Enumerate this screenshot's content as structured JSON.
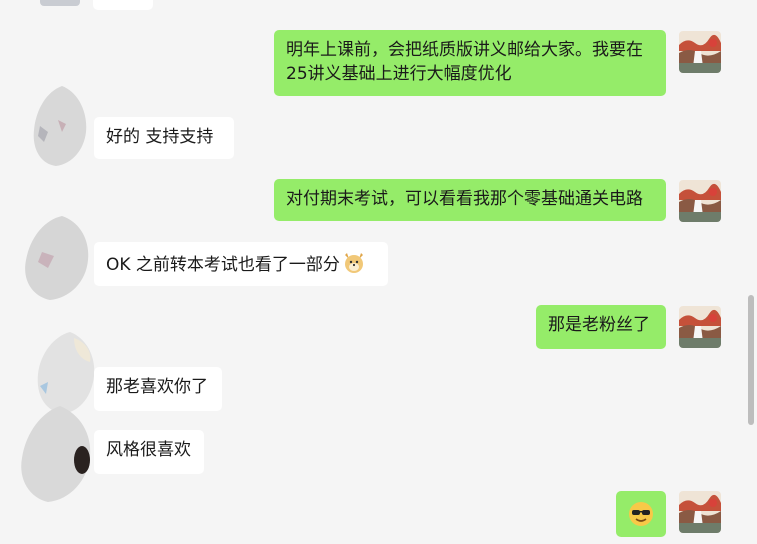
{
  "messages": [
    {
      "side": "out",
      "text": "明年上课前，会把纸质版讲义邮给大家。我要在",
      "text2": "25讲义基础上进行大幅度优化"
    },
    {
      "side": "in",
      "text": "好的  支持支持"
    },
    {
      "side": "out",
      "text": "对付期末考试，可以看看我那个零基础通关电路"
    },
    {
      "side": "in",
      "text": "OK  之前转本考试也看了一部分",
      "emoji": "dog-face-icon"
    },
    {
      "side": "out",
      "text": "那是老粉丝了"
    },
    {
      "side": "in",
      "text": "那老喜欢你了"
    },
    {
      "side": "in",
      "text": "风格很喜欢"
    },
    {
      "side": "out",
      "emoji": "sunglasses-smiley-icon"
    }
  ],
  "colors": {
    "outgoing_bubble": "#95ec69",
    "incoming_bubble": "#ffffff",
    "background": "#f5f5f5"
  }
}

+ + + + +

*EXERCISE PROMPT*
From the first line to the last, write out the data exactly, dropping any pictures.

*SOLUTION FOR THIS EXERCISE*
Enumerate this screenshot's content as structured JSON.
{
  "messages": [
    {
      "side": "out",
      "text": "明年上课前，会把纸质版讲义邮给大家。我要在",
      "text2": "25讲义基础上进行大幅度优化"
    },
    {
      "side": "in",
      "text": "好的  支持支持"
    },
    {
      "side": "out",
      "text": "对付期末考试，可以看看我那个零基础通关电路"
    },
    {
      "side": "in",
      "text": "OK  之前转本考试也看了一部分",
      "emoji": "dog-face-icon"
    },
    {
      "side": "out",
      "text": "那是老粉丝了"
    },
    {
      "side": "in",
      "text": "那老喜欢你了"
    },
    {
      "side": "in",
      "text": "风格很喜欢"
    },
    {
      "side": "out",
      "emoji": "sunglasses-smiley-icon"
    }
  ],
  "colors": {
    "outgoing_bubble": "#95ec69",
    "incoming_bubble": "#ffffff",
    "background": "#f5f5f5"
  }
}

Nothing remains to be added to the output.